* Exercise materials
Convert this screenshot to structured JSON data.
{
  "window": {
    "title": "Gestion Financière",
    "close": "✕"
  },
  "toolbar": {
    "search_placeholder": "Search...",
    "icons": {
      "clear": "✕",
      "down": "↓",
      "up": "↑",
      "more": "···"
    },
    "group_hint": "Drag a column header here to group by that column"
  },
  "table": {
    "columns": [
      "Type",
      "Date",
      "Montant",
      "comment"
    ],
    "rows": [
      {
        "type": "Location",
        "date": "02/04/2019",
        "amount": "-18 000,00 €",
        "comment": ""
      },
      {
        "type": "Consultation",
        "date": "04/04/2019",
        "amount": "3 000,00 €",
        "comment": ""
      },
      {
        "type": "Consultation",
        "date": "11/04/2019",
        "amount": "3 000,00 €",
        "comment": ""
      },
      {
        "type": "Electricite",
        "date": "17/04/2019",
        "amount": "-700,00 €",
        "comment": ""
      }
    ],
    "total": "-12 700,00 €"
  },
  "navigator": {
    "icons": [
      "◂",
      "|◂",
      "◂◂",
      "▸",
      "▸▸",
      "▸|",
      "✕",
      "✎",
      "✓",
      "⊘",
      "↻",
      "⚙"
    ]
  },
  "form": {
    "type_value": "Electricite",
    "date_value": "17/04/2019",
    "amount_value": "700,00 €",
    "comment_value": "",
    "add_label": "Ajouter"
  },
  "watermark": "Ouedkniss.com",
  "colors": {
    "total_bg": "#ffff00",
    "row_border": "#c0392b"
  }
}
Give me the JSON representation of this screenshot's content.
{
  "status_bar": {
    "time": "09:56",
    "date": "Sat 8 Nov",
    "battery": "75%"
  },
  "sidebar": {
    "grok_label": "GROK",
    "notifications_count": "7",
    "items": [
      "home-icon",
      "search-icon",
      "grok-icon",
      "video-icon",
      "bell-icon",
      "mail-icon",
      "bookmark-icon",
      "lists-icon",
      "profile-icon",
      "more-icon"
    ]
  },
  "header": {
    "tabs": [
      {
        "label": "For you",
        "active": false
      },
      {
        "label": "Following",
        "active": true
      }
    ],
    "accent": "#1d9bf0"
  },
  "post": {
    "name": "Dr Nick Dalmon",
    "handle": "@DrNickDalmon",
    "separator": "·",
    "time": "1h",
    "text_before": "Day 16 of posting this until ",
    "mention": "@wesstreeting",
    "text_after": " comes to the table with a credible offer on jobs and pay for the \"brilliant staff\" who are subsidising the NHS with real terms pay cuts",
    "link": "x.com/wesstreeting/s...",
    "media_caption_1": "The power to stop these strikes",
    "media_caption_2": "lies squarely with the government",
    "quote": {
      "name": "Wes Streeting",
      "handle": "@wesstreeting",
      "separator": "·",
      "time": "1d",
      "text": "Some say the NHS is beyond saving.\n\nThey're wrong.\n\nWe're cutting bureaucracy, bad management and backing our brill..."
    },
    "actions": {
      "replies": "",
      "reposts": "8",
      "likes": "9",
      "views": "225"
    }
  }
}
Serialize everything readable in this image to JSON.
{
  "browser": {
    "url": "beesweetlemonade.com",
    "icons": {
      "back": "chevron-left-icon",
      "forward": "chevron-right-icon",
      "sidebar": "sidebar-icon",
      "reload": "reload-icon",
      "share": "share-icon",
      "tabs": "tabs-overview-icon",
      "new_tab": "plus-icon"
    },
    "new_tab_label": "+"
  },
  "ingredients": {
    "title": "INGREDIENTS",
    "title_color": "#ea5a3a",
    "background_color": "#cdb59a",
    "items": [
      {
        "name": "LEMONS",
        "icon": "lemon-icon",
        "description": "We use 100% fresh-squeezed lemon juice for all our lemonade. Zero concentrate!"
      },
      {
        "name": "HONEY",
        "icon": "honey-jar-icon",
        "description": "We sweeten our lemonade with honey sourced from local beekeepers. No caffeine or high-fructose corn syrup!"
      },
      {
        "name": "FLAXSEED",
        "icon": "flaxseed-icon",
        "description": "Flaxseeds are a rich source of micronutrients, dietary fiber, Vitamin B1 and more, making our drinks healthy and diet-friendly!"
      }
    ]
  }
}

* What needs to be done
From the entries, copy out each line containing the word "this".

* Written response
Convert this screenshot to structured JSON data.
Give me the JSON representation of this screenshot's content.
    "text_before": "Day 16 of posting this until ",
Serialize everything readable in this image to JSON.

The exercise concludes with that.